Multiple sclerosis: the role of cytokines in pathogenesis and in therapies

Int J Mol Sci. 2012 Oct 19;13(10):13438-60. doi: 10.3390/ijms131013438.


Multiple sclerosis, the clinical features and pathological correlate for which were first described by Charcot, is a chronic neuroinflammatory disease with unknown etiology and variable clinical evolution. Although neuroinflammation is a descriptive denominator in multiple sclerosis based on histopathological observations, namely the penetration of leukocytes into the central nervous system, the clinical symptoms of relapses, remissions and progressive paralysis are the result of losses of myelin and neurons. In the absence of etiological factors as targets for prevention and therapy, the definition of molecular mechanisms that form the basis of inflammation, demyelination and toxicity for neurons have led to a number of treatments that slow down disease progression in specific patient cohorts, but that do not cure the disease. Current therapies are directed to block the immune processes, both innate and adaptive, that are associated with multiple sclerosis. In this review, we analyze the role of cytokines in the multiple sclerosis pathogenesis and current/future use of them in treatments of multiple sclerosis.

Publication types

  • Research Support, Non-U.S. Gov't
  • Retracted Publication
  • Review

MeSH terms

  • Animals
  • Cytokines / genetics
  • Cytokines / metabolism*
  • Humans
  • Immunity, Innate
  • Immunosuppressive Agents / therapeutic use
  • Interleukin-17 / genetics
  • Interleukin-17 / metabolism
  • Multiple Sclerosis / drug therapy
  • Multiple Sclerosis / pathology*
  • T-Lymphocytes, Helper-Inducer / immunology
  • T-Lymphocytes, Helper-Inducer / metabolism

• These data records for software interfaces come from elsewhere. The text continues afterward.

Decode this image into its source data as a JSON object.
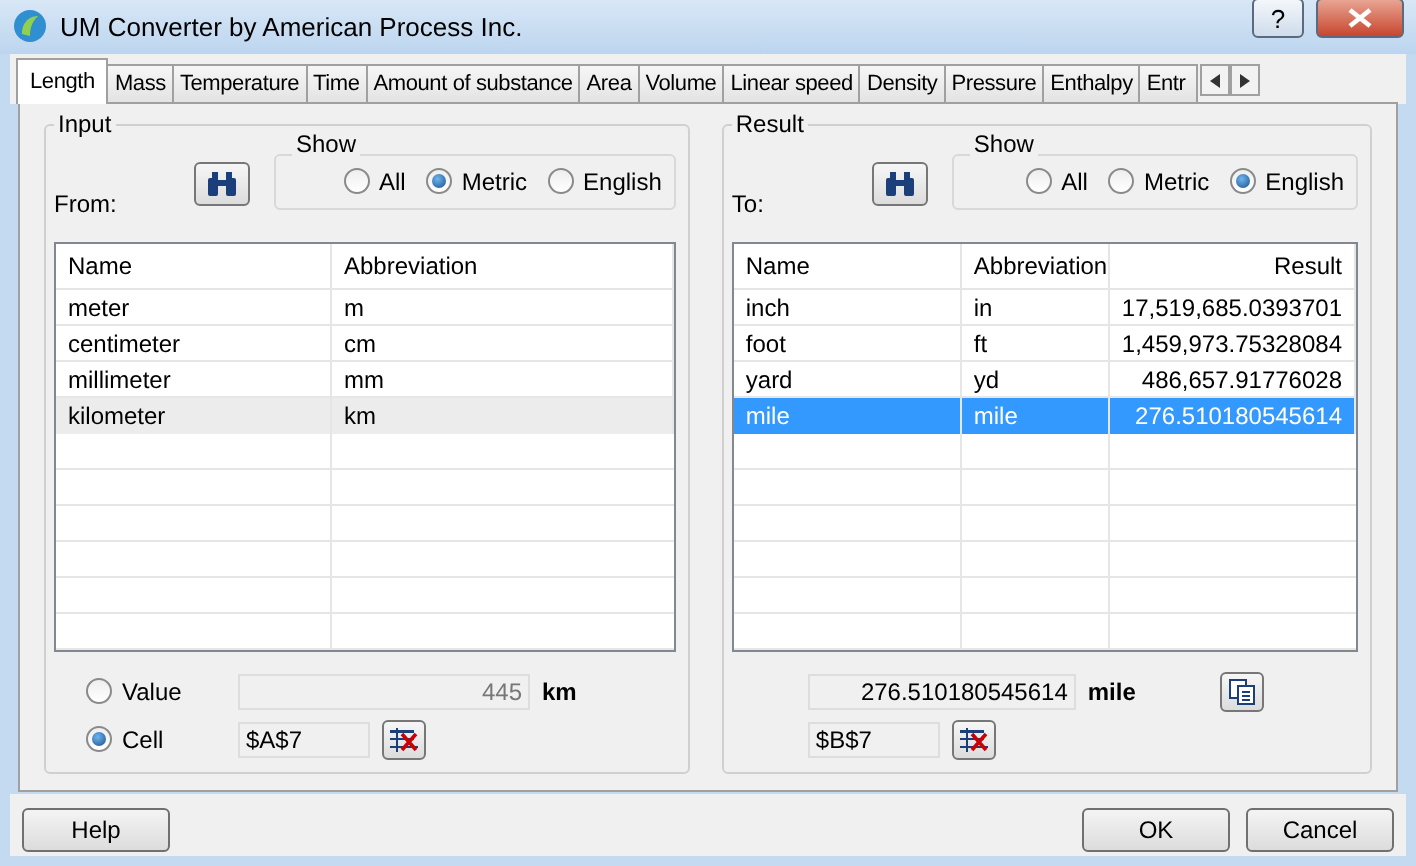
{
  "window": {
    "title": "UM Converter by American Process Inc.",
    "help": "?"
  },
  "tabs": [
    {
      "label": "Length",
      "selected": true
    },
    {
      "label": "Mass",
      "selected": false
    },
    {
      "label": "Temperature",
      "selected": false
    },
    {
      "label": "Time",
      "selected": false
    },
    {
      "label": "Amount of substance",
      "selected": false
    },
    {
      "label": "Area",
      "selected": false
    },
    {
      "label": "Volume",
      "selected": false
    },
    {
      "label": "Linear speed",
      "selected": false
    },
    {
      "label": "Density",
      "selected": false
    },
    {
      "label": "Pressure",
      "selected": false
    },
    {
      "label": "Enthalpy",
      "selected": false
    },
    {
      "label": "Entr",
      "selected": false
    }
  ],
  "input": {
    "title": "Input",
    "label": "From:",
    "show_title": "Show",
    "show": [
      {
        "label": "All",
        "selected": false
      },
      {
        "label": "Metric",
        "selected": true
      },
      {
        "label": "English",
        "selected": false
      }
    ],
    "columns": [
      "Name",
      "Abbreviation"
    ],
    "rows": [
      {
        "name": "meter",
        "abbr": "m",
        "selected": false
      },
      {
        "name": "centimeter",
        "abbr": "cm",
        "selected": false
      },
      {
        "name": "millimeter",
        "abbr": "mm",
        "selected": false
      },
      {
        "name": "kilometer",
        "abbr": "km",
        "selected": true
      }
    ],
    "source": [
      {
        "label": "Value",
        "selected": false,
        "value": "445",
        "unit": "km"
      },
      {
        "label": "Cell",
        "selected": true,
        "value": "$A$7"
      }
    ]
  },
  "result": {
    "title": "Result",
    "label": "To:",
    "show_title": "Show",
    "show": [
      {
        "label": "All",
        "selected": false
      },
      {
        "label": "Metric",
        "selected": false
      },
      {
        "label": "English",
        "selected": true
      }
    ],
    "columns": [
      "Name",
      "Abbreviation",
      "Result"
    ],
    "rows": [
      {
        "name": "inch",
        "abbr": "in",
        "result": "17,519,685.0393701",
        "selected": false
      },
      {
        "name": "foot",
        "abbr": "ft",
        "result": "1,459,973.75328084",
        "selected": false
      },
      {
        "name": "yard",
        "abbr": "yd",
        "result": "486,657.91776028",
        "selected": false
      },
      {
        "name": "mile",
        "abbr": "mile",
        "result": "276.510180545614",
        "selected": true
      }
    ],
    "value": "276.510180545614",
    "unit": "mile",
    "cell": "$B$7"
  },
  "buttons": {
    "help": "Help",
    "ok": "OK",
    "cancel": "Cancel"
  }
}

  • Cytokines
  • Immunosuppressive Agents
  • Interleukin-17